Read PMIC8916 status


#1

Hello,

I’m trying to find a way to read PMIC status through command line (Linaro) or using c++.

Please advice if its possible.

Best Regards,
Alexey


#2

Can you elaborate a little more on what you are trying to do and which status you are trying to read?


#3

Hello Daniel,

we running embedded application, so each time the board restarts i need to read all voltages from PMIC8916 and check that the configuration fit our needs ( we also experiment with devicetree).

i need to perform this test from user space…that means from command line or write some small c++ program.

Please advice,
Best Regards,
Alexey


#4

Anyone have any idea?


#5

Hello Daniel,

we running embedded application, so each time the board restarts i need to read all voltages from PMIC8916 and check that the configuration fit our needs ( we also experiment with devicetree).

i need to perform this test from user space…that means from command line or write some small c++ program.

Please advice,
Best Regards,
Alexey


#6

Sorry for the delay.

The PMIC is hooked up to the SoC using SPMI and as far as I can tell the kernel offers no interfaces for a userspace program to interact with SPMI (see drivers/spmi/spmi.c).

If you are interested in the power status your best bet right now looks like it would be to use the user/kernel interfaces provided by the regulator drivers.

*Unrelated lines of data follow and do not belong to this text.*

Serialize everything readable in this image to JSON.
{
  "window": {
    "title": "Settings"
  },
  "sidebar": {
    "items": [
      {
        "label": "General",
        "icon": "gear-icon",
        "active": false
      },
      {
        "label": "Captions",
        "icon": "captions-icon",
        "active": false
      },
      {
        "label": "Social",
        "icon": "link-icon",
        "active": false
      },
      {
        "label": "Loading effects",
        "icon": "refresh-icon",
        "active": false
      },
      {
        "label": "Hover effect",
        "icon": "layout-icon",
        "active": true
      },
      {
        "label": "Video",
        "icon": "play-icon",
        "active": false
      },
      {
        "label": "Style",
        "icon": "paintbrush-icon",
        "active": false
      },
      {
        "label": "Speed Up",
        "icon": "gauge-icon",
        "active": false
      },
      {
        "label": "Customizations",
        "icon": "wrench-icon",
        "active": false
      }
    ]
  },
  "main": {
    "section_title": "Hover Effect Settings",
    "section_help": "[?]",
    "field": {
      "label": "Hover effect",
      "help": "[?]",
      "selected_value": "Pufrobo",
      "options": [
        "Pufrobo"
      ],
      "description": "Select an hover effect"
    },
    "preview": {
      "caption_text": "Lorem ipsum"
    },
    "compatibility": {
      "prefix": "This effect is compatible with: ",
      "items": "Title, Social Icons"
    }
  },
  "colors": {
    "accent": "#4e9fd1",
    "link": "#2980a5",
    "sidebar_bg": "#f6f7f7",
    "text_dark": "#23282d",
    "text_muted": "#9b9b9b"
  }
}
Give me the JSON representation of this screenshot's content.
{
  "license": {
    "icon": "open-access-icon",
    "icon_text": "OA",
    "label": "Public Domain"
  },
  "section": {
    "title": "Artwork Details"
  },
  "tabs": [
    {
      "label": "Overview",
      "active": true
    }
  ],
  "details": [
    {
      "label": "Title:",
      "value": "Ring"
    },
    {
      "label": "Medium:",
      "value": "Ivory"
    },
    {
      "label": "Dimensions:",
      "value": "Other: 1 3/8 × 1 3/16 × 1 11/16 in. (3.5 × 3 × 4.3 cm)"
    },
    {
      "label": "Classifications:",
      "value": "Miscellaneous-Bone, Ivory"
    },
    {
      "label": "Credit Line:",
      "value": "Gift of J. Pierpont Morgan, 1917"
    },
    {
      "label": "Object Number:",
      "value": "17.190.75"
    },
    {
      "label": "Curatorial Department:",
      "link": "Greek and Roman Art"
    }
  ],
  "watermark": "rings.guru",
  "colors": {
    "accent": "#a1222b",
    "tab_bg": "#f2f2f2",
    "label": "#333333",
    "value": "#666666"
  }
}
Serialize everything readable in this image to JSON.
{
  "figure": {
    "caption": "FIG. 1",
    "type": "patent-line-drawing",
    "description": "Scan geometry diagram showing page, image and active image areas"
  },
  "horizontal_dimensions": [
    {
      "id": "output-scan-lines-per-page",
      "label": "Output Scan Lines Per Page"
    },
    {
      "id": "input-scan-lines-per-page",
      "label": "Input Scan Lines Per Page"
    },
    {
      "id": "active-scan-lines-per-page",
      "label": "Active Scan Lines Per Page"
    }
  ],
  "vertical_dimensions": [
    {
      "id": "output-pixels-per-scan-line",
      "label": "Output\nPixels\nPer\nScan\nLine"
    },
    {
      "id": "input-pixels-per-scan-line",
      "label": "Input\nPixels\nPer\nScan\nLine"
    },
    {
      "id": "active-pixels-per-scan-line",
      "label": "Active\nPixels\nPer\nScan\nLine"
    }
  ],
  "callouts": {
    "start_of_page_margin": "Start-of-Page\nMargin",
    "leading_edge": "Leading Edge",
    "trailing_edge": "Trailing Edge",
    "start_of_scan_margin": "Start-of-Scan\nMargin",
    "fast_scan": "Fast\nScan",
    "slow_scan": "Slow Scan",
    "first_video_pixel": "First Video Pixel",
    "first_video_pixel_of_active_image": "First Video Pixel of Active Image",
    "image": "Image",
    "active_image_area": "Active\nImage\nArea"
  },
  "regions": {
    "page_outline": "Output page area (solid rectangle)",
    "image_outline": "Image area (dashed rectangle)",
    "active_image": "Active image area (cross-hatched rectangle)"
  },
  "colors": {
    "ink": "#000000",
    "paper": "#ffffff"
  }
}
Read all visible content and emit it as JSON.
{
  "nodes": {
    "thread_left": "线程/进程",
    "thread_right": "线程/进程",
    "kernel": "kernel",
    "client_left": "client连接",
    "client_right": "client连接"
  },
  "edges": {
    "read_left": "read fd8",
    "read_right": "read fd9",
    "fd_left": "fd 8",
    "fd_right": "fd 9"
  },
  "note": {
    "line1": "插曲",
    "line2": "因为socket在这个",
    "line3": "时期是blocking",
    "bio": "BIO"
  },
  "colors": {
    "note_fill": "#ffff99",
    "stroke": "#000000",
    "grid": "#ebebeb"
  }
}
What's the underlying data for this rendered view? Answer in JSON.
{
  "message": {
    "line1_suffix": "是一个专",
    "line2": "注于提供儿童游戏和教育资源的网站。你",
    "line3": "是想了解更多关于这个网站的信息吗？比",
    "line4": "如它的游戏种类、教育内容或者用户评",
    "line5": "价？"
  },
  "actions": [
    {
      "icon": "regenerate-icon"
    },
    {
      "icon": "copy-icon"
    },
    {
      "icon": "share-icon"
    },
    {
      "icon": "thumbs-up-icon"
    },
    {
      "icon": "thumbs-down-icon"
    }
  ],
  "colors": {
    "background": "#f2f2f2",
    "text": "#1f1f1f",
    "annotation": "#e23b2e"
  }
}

As a starting point take a look at https://www.kernel.org/doc/Documentation/ABI/testing/sysfs-class-regulator .


#7

Hi @AlexeyH

I noticed some user readable information under:

/sys/devices/soc/200f00.spmi/0-01/200f00.spmi:pm8916@1:regulators/regulator/

Is this enough information for your test?

Full Disclosure: I am an employee of Qualcomm Canada, any opinions I may have expressed in this or any other post may not reflect the opinions of my employer.


#8

Here is an even better solution:

sudo cat /sys/kernel/debug/regulator/regulator_summary

Full Disclosure: I am an employee of Qualcomm Canada, any opinions I may have expressed in this or any other post may not reflect the opinions of my employer.


#9

The problem with reading regulator_summary is that this lists Linux constraints on the regulators. For most regulators these values are aggregated with other subsystems (TZ, wcnss, modem, etc) by the RPM - and we’ve seen indications that the RPM in some cases add some headroom to the constraints as it aggregates the values.

So I would say the way to validate that you’re having appropriate voltage levels on your rails is to actually measure them - which probably is a good idea anyways if you don’t trust the software.

Regards,
Bjorn